Medicare Part D: Challenges Loom Ahead

Policymakers must act quickly to protect prescription coverage for America’s seniors.

Millions of Americans who rely on Medicare Part D may be facing sticker shock in 2020 if solutions that address out-of-pocket costs and access are not enacted quickly, based on a report from the Lupus Foundation of America.

Medicare Part D provides prescription drug coverage to more than 44 million Medicare recipients. While prescription drug coverage under part D hasn’t been around for as long as people may think, its popularity stems from its far reaching importance to the overall health of its millions of beneficiaries.

“Medicare did not offer a prescription drug benefit until Part D was enacted in 2003,” said Patrick Wildman, vice president of Advocacy & Government Relations for the Lupus Foundation of America. “Since then, it has greatly improved the health of so many people.” Beneficiaries include lupus patients, who incur an average of $12,643 per year in direct health care costs.

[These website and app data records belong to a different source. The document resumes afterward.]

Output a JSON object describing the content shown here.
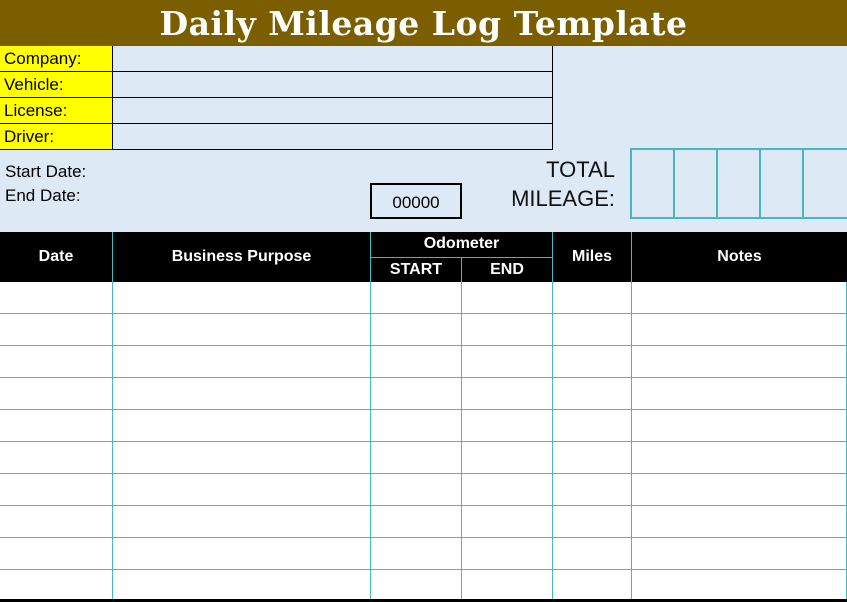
{
  "title": "Daily Mileage Log Template",
  "info_fields": [
    {
      "label": "Company:",
      "value": ""
    },
    {
      "label": "Vehicle:",
      "value": ""
    },
    {
      "label": "License:",
      "value": ""
    },
    {
      "label": "Driver:",
      "value": ""
    }
  ],
  "start_date_label": "Start Date:",
  "end_date_label": "End Date:",
  "odometer_value": "00000",
  "total_label_1": "TOTAL",
  "total_label_2": "MILEAGE:",
  "table": {
    "headers": {
      "date": "Date",
      "purpose": "Business Purpose",
      "odometer": "Odometer",
      "start": "START",
      "end": "END",
      "miles": "Miles",
      "notes": "Notes"
    },
    "rows": 10
  },
  "colors": {
    "header_bg": "#7b5e00",
    "label_bg": "#ffff00",
    "panel_bg": "#dde9f5",
    "grid": "#4bb5bf"
  }
}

While Part D has been a big step, Wildman believes policymakers need to address looming challenges, including the impending “out-of-pocket” cliff, specialty tiers and more. The right policies will protect prescription medication coverage for America’s seniors, but Wildman notes we need the political will to make them happen.

The “Out-of-Pocket” Cliff

In 2005, the Lupus Foundation of America established the Medicare Access for Patients Rx (MAPRx) coalition — a group of more than 55 patient advocacy organizations representing seniors who depend on Medicare Part D for their prescription medications. The coalition recently published a report highlighting some of the challenges faced by Part D beneficiaries.

The most pressing issue, according to the report, is a steep increase in the “out-of-pocket” threshold, the amount patients pay before entering catastrophic coverage where their payment responsibility for their medicines drops to five percent for the remainder of the plan year. The Affordable Care Act capped how much that limit could increase each year. But the limit on growth of the threshold is set to expire in 2020, adding $1,250 to threshold in just one year, unless Congress acts.

“It is a looming crisis,” Wildman said. “As a coalition, we are worried that with that big of a spike, people may have challenges accessing medication they need.”

Infographic of Medicare Part D, Out of Pocket Spending

Specialty Tiers on the Rise

Part D plans also have been increasingly placing more medications on specialty tiers, which force seniors to pay up to a third of the costs for certain particularly expensive treatments. A study found that Part D beneficiaries pay an average of $3,949 annually out of pocket for specialty treatments for rheumatoid arthritis, $5,238 for multiple sclerosis and $6,322 for chronic myeloid leukemia. These chronic illnesses require several treatments that are frequently listed on specialty tiers.

Part D beneficiaries have no recourse to request exceptions to specialty tier pricing, either.9 The MAPRx coalition is fighting to change that.

“I think we need to fundamentally address the role of specialty tiers in Part D,” Wildman said. “Placing a medication on a specialty tier may stop some patients from filling their prescriptions and getting the treatment that they need.”

There is a lot of work still to be done to improve Medicare Part D for our seniors.

Improving Part D with an Out-of-Pocket Cap

While Medicare Part B beneficiaries can enroll in additional coverage that limits their annual out-of-pocket spending, most Part D beneficiaries must pay 5 percent of their medication costs after they hit the catastrophic phase without limit. Depending on what medications they have been prescribed, this can amount to thousands of dollars each month. But by putting an out-of-pocket cap in place, however, policymakers could help Part D beneficiaries better manage the financial burden of their conditions and illnesses, according to Wildman.

Strengthening and protecting access to medications is critical for millions of seniors with chronic diseases. The first step in this process, according to Wildman, is to convince policymakers how important the benefit is for seniors and people with disabilities, as well as others who depend on it. The coalition also wants to ensure that existing patient protections within the program stay in place and that recently introduced pricing policies do not restrict access.

“There is a lot of work still to be done to improve Medicare Part D for our seniors,” Wildman said. “We are looking forward to strengthening the program in the years to come.”

To learn more about Medicare Part D, read “Medicare Part D: 10 Years of Successfully Meeting Seniors’ Needs